Since then, all the officers who were incorporated into the secret movement had to take the oath. The last time it happened was during the presidential campaign in front of 100,000 people. For years, they met clandestinely, their numbers swelling with military men from all over the country.
“We had two-day meetings in hidden places, studying the country’s situation, analyzing, contacting groups and friends. We had five meetings in ten years without being discovered… We were nervous because we didn’t want to leave the army,” Chavez said. “We had formed a movement, but we didn’t know why.”
However, when the drama that was going to unfold unfolded, they weren’t ready. It was the popular uprising of February 27, 1989: El Caracazo. Among the most surprised was Chavez himself. Carlos Andres Perez had just assumed the presidency after a sweeping victory and it was inconceivable something so serious would happen within 20 days of his inauguration.
“I was going to graduate school. On the night of the 27th, I went into the fort at Tiuna to ask a friend for some gas to get me home,” Chavez told me minutes before landing in Caracas.
“I saw they were mobilizing the troops and asked a colonel: ‘Where are all these soldiers going?’ They were even sending out troops that weren’t trained for combat yet. They were recruits scared of the rifles they were carrying. The colonel said: ‘To the streets. Those are the orders. This uprising must be stopped at all costs and that’s what we’re doing….’ And I said: ‘But colonel, can you imagine what might happen?’ And he answered: ‘Well Chavez, those are the orders and there’s nothing to be done about it. It’s in God’s hands’.”
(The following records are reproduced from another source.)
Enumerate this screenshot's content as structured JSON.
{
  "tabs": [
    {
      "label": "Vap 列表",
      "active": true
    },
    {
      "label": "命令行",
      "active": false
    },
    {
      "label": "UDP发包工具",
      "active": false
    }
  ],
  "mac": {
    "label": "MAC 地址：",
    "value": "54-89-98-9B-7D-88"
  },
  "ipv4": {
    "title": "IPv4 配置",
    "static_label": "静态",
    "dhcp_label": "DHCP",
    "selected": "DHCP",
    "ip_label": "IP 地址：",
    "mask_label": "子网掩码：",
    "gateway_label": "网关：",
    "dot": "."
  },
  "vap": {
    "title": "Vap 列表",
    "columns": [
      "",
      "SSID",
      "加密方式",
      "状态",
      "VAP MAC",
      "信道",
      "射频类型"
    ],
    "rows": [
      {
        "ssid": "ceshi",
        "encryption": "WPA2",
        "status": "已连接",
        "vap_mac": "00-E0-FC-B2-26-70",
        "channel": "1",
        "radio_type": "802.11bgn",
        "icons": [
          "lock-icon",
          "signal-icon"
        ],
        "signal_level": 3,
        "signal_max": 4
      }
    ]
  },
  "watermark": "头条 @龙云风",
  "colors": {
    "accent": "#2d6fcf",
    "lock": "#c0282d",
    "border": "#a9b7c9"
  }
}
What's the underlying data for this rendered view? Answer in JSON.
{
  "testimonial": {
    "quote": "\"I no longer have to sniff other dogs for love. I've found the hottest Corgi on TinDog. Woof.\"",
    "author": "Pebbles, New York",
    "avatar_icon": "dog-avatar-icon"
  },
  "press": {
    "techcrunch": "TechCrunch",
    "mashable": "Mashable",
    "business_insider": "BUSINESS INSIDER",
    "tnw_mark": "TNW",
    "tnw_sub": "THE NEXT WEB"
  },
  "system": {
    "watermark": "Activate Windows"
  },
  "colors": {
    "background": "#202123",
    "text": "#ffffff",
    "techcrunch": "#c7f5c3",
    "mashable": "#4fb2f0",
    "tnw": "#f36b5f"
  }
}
When Chavez started his car, he saw a soldier come running, his helmet around falling around his eyes, his rifle dangling and his ammunition scattered about.
“So I stopped and I called to him,” Chavez said, “And he came in, all nervous and sweating– an 18-year-old kid. And I asked: ‘Where are you running to?’ He said his squadron had left him and his lieutenant was up ahead in a truck. I caught up to the truck and asked the driver: ‘Where are you going?’ He answered: ‘I have no idea. No one knows’.”
Chavez took a deep breath and almost choked on the angst of that terrible night.
“You send the troops into the streets, frightened, with rifles and 500 clips of ammunition and they use them all. They swept the streets with bullets, they swept the hillsides and the poor neighborhoods. It was a disaster. And my instinct told me they were sent out to kill. It was the moment we were waiting for to act,” Chavez said.
And so it was done: from that moment on, he began to forge the coup d’etat that would fail three years later.
The airplane touched down in Caracas at three in the morning. I could see now through the window the glow of the lights of that unforgettable city where I had lived during three crucial years of Venezuela’s history, three crucial years of my life. The president bid me farewell with a hug. As he walked away amidst soldiers and supporters, it struck me that I had just traveled and chatted happily with two different men; one to whom luck had given the chance to save his country, and the other, an illusionist who might pass into history as yet another despot.
Gabriel Garcia Marquez
13 Mar 2013